“Humanity and the way we feed, fuel and finance our societies and economies is pushing nature and the services that power and sustain us to the brink,” says the Word Wildlife Foundation (WWF) in a newly released report this week. Officially entitled the “Living Planet Report 2018: Aiming Higher, ” incorporating research from almost 40 universities, conservations and intergovernmental organizations, the 75 document chronicles the effects of human activity/development on the worlds natural landscape over the course of the last 6 decades. Unfortunately, what they found was rather unsettling.
For example, some of the key findings from their research concluded that :
- Worldwide, populations of mammals, birds, fish, reptiles, and amphibians have, on average, declined in size by 60% over the course of the last 40 years. 89% of mammals, birds, fish, reptiles and amphibians have been killed off in Central/South America alone over the same time, the single greatest population decline of any region on the globe.
- There has been an 83% decline/reduction in freshwater species since 1970.
- The Earth is estimated to have lost about 50% of its shallow water corals in the past 30 years.
- 6 billion tonnes of fish and invertebrates have been taken/eaten out of the worlds oceans since 1950.
- 20% of the Amazon rain forest has been cut down or destroyed over the last 50 years.
- Only 25% of the Earth’s combined landmass remains classified as undeveloped by human activity in 2018 – estimated to decline to 10% by 2050.
- The recent decline of the worlds bee population represents the single greatest threat to soil biodiversity and crop production.
- Including energy resources, clean water, food, medicines and more, global corporations now make on average $125 trillion dollars a year exploiting natural resources.
“Hope is not lost” however, states representatives at the World Wildlife Fund. Citing the Sustainable Development Goals project from the United Nations Development Program (UNDP), the 2015 Paris Climate Agreement and Convention on Biological Diversity (CBD), the WWF believes that we are reaching a critical turning point in human history – a time of change. Researchers hope to use their latest findings as an alarm bell of sorts, calling on world leaders to be more pro-active in the future. By the year 2020, the WWF hopes to have a new set of internationally recognized/enforced set of standards, procedures and protocols in place regulating global misconduct when it comes to the Earth’s environment.

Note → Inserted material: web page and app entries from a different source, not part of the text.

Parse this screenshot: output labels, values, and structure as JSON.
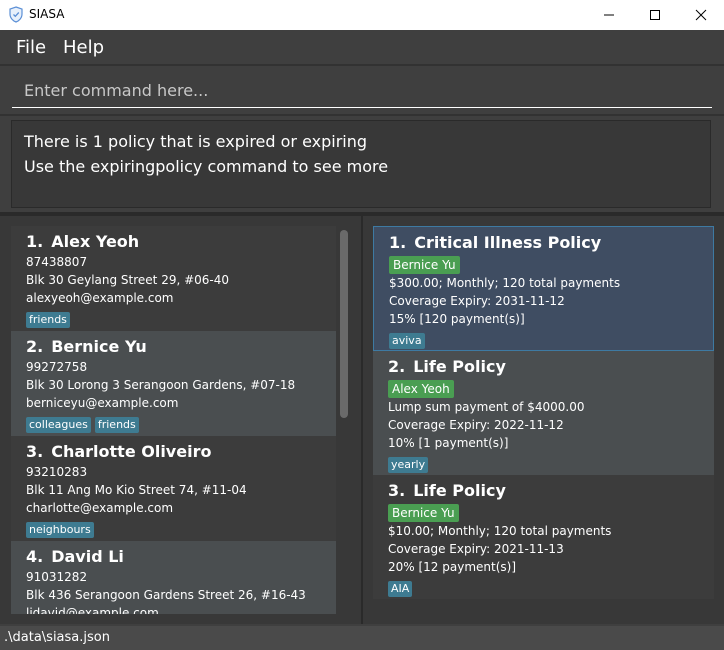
{
  "window": {
    "title": "SIASA"
  },
  "menu": {
    "file": "File",
    "help": "Help"
  },
  "command": {
    "placeholder": "Enter command here..."
  },
  "result": {
    "line1": "There is 1 policy that is expired or expiring",
    "line2": "Use the expiringpolicy command to see more"
  },
  "persons": [
    {
      "index": "1.",
      "name": "Alex Yeoh",
      "phone": "87438807",
      "address": "Blk 30 Geylang Street 29, #06-40",
      "email": "alexyeoh@example.com",
      "tags": [
        "friends"
      ]
    },
    {
      "index": "2.",
      "name": "Bernice Yu",
      "phone": "99272758",
      "address": "Blk 30 Lorong 3 Serangoon Gardens, #07-18",
      "email": "berniceyu@example.com",
      "tags": [
        "colleagues",
        "friends"
      ]
    },
    {
      "index": "3.",
      "name": "Charlotte Oliveiro",
      "phone": "93210283",
      "address": "Blk 11 Ang Mo Kio Street 74, #11-04",
      "email": "charlotte@example.com",
      "tags": [
        "neighbours"
      ]
    },
    {
      "index": "4.",
      "name": "David Li",
      "phone": "91031282",
      "address": "Blk 436 Serangoon Gardens Street 26, #16-43",
      "email": "lidavid@example.com",
      "tags": []
    }
  ],
  "policies": [
    {
      "index": "1.",
      "name": "Critical Illness Policy",
      "owner": "Bernice Yu",
      "payment": "$300.00; Monthly; 120 total payments",
      "expiry": "Coverage Expiry: 2031-11-12",
      "commission": "15% [120 payment(s)]",
      "tags": [
        "aviva"
      ]
    },
    {
      "index": "2.",
      "name": "Life Policy",
      "owner": "Alex Yeoh",
      "payment": "Lump sum payment of $4000.00",
      "expiry": "Coverage Expiry: 2022-11-12",
      "commission": "10% [1 payment(s)]",
      "tags": [
        "yearly"
      ]
    },
    {
      "index": "3.",
      "name": "Life Policy",
      "owner": "Bernice Yu",
      "payment": "$10.00; Monthly; 120 total payments",
      "expiry": "Coverage Expiry: 2021-11-13",
      "commission": "20% [12 payment(s)]",
      "tags": [
        "AIA"
      ]
    }
  ],
  "status": {
    "path": ".\\data\\siasa.json"
  }
}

It is their hope that starting in the very near future, within the next 1-2 years, we can start reversing the trends of the last 6 decades and propel the Earth into a new age of sustainable development, utilizing Earths natural free energy for the benefit of all mankind, rather than exploiting it for financial corporate gain.
Full Study from WWF: